* **What you should do**
The expected output is every entry, repeated exactly.

* **Dataset records**
···

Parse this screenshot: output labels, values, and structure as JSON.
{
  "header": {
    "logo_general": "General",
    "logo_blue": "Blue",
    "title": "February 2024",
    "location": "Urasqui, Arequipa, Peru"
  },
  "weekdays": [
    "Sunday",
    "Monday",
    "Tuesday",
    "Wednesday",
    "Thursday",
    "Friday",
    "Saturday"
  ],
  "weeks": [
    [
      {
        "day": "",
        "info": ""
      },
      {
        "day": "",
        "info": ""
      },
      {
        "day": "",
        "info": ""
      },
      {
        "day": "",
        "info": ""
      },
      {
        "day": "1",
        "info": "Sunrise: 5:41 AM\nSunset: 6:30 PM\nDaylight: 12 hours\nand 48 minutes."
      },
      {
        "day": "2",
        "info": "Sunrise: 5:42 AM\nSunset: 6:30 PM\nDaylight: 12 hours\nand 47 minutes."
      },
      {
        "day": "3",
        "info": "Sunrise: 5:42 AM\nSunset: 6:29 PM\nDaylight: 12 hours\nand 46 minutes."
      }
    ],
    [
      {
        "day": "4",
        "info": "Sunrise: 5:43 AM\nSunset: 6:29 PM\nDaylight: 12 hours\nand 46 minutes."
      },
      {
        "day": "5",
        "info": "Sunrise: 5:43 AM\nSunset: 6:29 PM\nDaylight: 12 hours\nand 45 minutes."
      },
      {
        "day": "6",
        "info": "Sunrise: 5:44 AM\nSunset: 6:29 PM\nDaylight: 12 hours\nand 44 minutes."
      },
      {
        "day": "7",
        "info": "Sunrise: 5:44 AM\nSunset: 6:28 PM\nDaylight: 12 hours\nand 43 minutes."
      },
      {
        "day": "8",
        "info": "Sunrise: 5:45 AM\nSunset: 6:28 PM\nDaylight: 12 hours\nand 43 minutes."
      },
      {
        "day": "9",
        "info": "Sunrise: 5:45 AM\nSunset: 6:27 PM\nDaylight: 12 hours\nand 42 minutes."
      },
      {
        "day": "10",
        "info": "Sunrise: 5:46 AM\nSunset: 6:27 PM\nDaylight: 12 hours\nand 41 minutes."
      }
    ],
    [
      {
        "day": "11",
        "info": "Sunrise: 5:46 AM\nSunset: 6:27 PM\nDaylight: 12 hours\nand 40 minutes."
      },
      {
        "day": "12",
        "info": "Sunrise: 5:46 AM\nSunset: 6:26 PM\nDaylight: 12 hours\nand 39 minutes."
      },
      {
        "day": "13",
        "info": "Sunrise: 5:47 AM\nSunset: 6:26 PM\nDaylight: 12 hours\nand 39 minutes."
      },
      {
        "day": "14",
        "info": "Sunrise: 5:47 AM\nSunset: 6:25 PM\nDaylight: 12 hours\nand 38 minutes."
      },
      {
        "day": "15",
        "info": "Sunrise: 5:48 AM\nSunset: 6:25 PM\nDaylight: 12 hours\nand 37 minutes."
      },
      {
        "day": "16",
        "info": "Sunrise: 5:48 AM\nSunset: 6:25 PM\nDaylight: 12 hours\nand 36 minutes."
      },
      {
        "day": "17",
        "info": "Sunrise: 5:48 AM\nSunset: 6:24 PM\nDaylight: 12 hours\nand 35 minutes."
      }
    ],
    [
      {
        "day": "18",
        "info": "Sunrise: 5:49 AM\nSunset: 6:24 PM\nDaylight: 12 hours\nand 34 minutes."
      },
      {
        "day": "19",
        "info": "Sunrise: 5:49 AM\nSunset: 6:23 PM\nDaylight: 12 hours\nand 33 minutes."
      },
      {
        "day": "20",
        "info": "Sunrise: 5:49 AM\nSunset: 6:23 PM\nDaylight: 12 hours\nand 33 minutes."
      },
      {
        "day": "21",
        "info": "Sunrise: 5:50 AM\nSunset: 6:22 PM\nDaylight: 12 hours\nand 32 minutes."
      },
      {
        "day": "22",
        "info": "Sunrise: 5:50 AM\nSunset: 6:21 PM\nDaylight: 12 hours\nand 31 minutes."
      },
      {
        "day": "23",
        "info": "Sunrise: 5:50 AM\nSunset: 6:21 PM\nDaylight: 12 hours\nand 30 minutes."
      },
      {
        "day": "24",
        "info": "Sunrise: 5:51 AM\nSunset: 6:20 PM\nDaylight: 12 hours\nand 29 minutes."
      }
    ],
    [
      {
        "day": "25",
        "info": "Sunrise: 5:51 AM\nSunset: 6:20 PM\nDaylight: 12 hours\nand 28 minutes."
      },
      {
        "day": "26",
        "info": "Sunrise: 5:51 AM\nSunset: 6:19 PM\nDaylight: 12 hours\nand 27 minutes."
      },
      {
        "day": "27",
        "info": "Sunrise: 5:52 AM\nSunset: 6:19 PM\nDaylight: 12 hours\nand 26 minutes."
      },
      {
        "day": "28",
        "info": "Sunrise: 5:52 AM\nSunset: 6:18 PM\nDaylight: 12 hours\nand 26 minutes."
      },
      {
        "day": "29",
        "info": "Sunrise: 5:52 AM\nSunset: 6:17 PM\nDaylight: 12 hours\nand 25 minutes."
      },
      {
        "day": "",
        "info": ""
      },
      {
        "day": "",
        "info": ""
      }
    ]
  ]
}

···

* **Solved exercise**
Parse this screenshot: output labels, values, and structure as JSON.
{
  "header": {
    "logo_general": "General",
    "logo_blue": "Blue",
    "title": "February 2024",
    "location": "Urasqui, Arequipa, Peru"
  },
  "weekdays": [
    "Sunday",
    "Monday",
    "Tuesday",
    "Wednesday",
    "Thursday",
    "Friday",
    "Saturday"
  ],
  "weeks": [
    [
      {
        "day": "",
        "info": ""
      },
      {
        "day": "",
        "info": ""
      },
      {
        "day": "",
        "info": ""
      },
      {
        "day": "",
        "info": ""
      },
      {
        "day": "1",
        "info": "Sunrise: 5:41 AM\nSunset: 6:30 PM\nDaylight: 12 hours\nand 48 minutes."
      },
      {
        "day": "2",
        "info": "Sunrise: 5:42 AM\nSunset: 6:30 PM\nDaylight: 12 hours\nand 47 minutes."
      },
      {
        "day": "3",
        "info": "Sunrise: 5:42 AM\nSunset: 6:29 PM\nDaylight: 12 hours\nand 46 minutes."
      }
    ],
    [
      {
        "day": "4",
        "info": "Sunrise: 5:43 AM\nSunset: 6:29 PM\nDaylight: 12 hours\nand 46 minutes."
      },
      {
        "day": "5",
        "info": "Sunrise: 5:43 AM\nSunset: 6:29 PM\nDaylight: 12 hours\nand 45 minutes."
      },
      {
        "day": "6",
        "info": "Sunrise: 5:44 AM\nSunset: 6:29 PM\nDaylight: 12 hours\nand 44 minutes."
      },
      {
        "day": "7",
        "info": "Sunrise: 5:44 AM\nSunset: 6:28 PM\nDaylight: 12 hours\nand 43 minutes."
      },
      {
        "day": "8",
        "info": "Sunrise: 5:45 AM\nSunset: 6:28 PM\nDaylight: 12 hours\nand 43 minutes."
      },
      {
        "day": "9",
        "info": "Sunrise: 5:45 AM\nSunset: 6:27 PM\nDaylight: 12 hours\nand 42 minutes."
      },
      {
        "day": "10",
        "info": "Sunrise: 5:46 AM\nSunset: 6:27 PM\nDaylight: 12 hours\nand 41 minutes."
      }
    ],
    [
      {
        "day": "11",
        "info": "Sunrise: 5:46 AM\nSunset: 6:27 PM\nDaylight: 12 hours\nand 40 minutes."
      },
      {
        "day": "12",
        "info": "Sunrise: 5:46 AM\nSunset: 6:26 PM\nDaylight: 12 hours\nand 39 minutes."
      },
      {
        "day": "13",
        "info": "Sunrise: 5:47 AM\nSunset: 6:26 PM\nDaylight: 12 hours\nand 39 minutes."
      },
      {
        "day": "14",
        "info": "Sunrise: 5:47 AM\nSunset: 6:25 PM\nDaylight: 12 hours\nand 38 minutes."
      },
      {
        "day": "15",
        "info": "Sunrise: 5:48 AM\nSunset: 6:25 PM\nDaylight: 12 hours\nand 37 minutes."
      },
      {
        "day": "16",
        "info": "Sunrise: 5:48 AM\nSunset: 6:25 PM\nDaylight: 12 hours\nand 36 minutes."
      },
      {
        "day": "17",
        "info": "Sunrise: 5:48 AM\nSunset: 6:24 PM\nDaylight: 12 hours\nand 35 minutes."
      }
    ],
    [
      {
        "day": "18",
        "info": "Sunrise: 5:49 AM\nSunset: 6:24 PM\nDaylight: 12 hours\nand 34 minutes."
      },
      {
        "day": "19",
        "info": "Sunrise: 5:49 AM\nSunset: 6:23 PM\nDaylight: 12 hours\nand 33 minutes."
      },
      {
        "day": "20",
        "info": "Sunrise: 5:49 AM\nSunset: 6:23 PM\nDaylight: 12 hours\nand 33 minutes."
      },
      {
        "day": "21",
        "info": "Sunrise: 5:50 AM\nSunset: 6:22 PM\nDaylight: 12 hours\nand 32 minutes."
      },
      {
        "day": "22",
        "info": "Sunrise: 5:50 AM\nSunset: 6:21 PM\nDaylight: 12 hours\nand 31 minutes."
      },
      {
        "day": "23",
        "info": "Sunrise: 5:50 AM\nSunset: 6:21 PM\nDaylight: 12 hours\nand 30 minutes."
      },
      {
        "day": "24",
        "info": "Sunrise: 5:51 AM\nSunset: 6:20 PM\nDaylight: 12 hours\nand 29 minutes."
      }
    ],
    [
      {
        "day": "25",
        "info": "Sunrise: 5:51 AM\nSunset: 6:20 PM\nDaylight: 12 hours\nand 28 minutes."
      },
      {
        "day": "26",
        "info": "Sunrise: 5:51 AM\nSunset: 6:19 PM\nDaylight: 12 hours\nand 27 minutes."
      },
      {
        "day": "27",
        "info": "Sunrise: 5:52 AM\nSunset: 6:19 PM\nDaylight: 12 hours\nand 26 minutes."
      },
      {
        "day": "28",
        "info": "Sunrise: 5:52 AM\nSunset: 6:18 PM\nDaylight: 12 hours\nand 26 minutes."
      },
      {
        "day": "29",
        "info": "Sunrise: 5:52 AM\nSunset: 6:17 PM\nDaylight: 12 hours\nand 25 minutes."
      },
      {
        "day": "",
        "info": ""
      },
      {
        "day": "",
        "info": ""
      }
    ]
  ]
}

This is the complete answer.